In the early 1970s, while a tenured professor at San Jose State University in California, Dr. Sperling and several associates conducted field-based research on new teaching and learning systems for working adult students. From this research, Dr. Sperling realized that the convergence of technological, economic and demographic forces would herald the return of working adults to higher education. He saw a growing need for institutions that are sensitive to the learning requirements, life situations and responsibilities of working adults. These beliefs resulted in the creation of University of Phoenix.

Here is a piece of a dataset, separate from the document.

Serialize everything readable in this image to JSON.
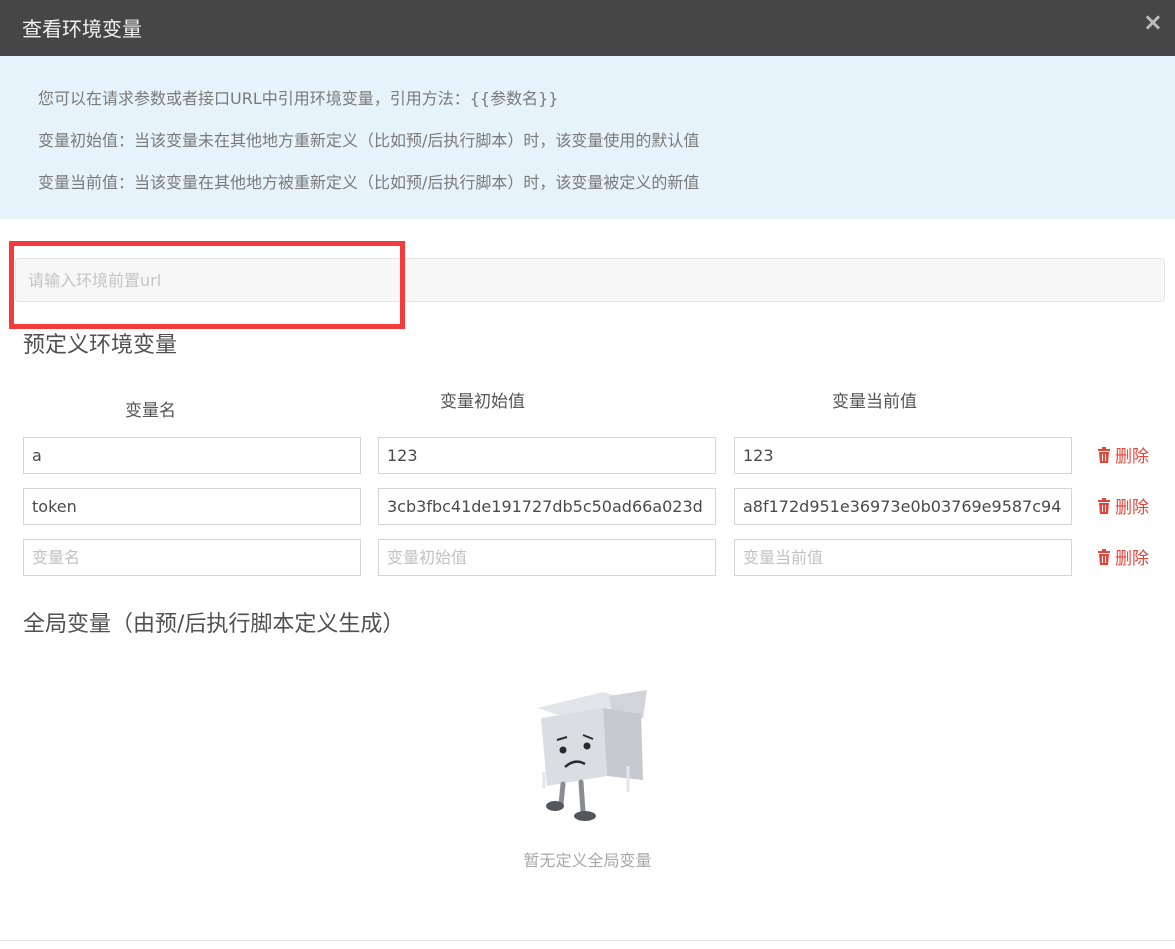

Since its founding, University of Phoenix has helped transform the landscape of higher education in widely recognized ways. Many of the conveniences that 21st-century students enjoy ― evening classes, flexible scheduling, continuous enrollment, a student-centered environment, online classes, digital library, computer simulations — were pioneered through University of Phoenix’s efforts. In fact, University of Phoenix has removed many of the barriers to education for busy adults by providing accessible scheduling and rigorous degree programs centered on professional goals.
Today, University of Phoenix is the nation's largest private university, offering more than 100 degree programs at more than 100 locations, as well as Internet curriculum in most countries around the world.
University of Phoenix is accredited by The Higher Learning Commission and is a member of the North Central Association (ncahlc.org). University of Phoenix was granted initial accreditation in 1978 and the accreditation was reaffirmed in 1982, 1987, 1992, 1997, 2002, and 2013.
University of Phoenix is accredited by the Higher Learning Commission which is a member of the North Central Association. University of Phoenix has been placed on Notice by the Higher Learning Commission. Notice is a Commission sanction indicating that an institution is pursuing a course of action that, if continued, could lead it to be out of compliance with one or more Criteria for Accreditation. An institution on Notice remains accredited. At the end of the notice period, the Board of Trustees may remove the sanction, place the institution on Probation if the identified concerns have not been addressed, or take other action. For additional information visit ncahlc.org
In addition to the University’s commitment to academic quality, University of Phoenix is dedicated to social responsibility as demonstrated though a variety of initiatives: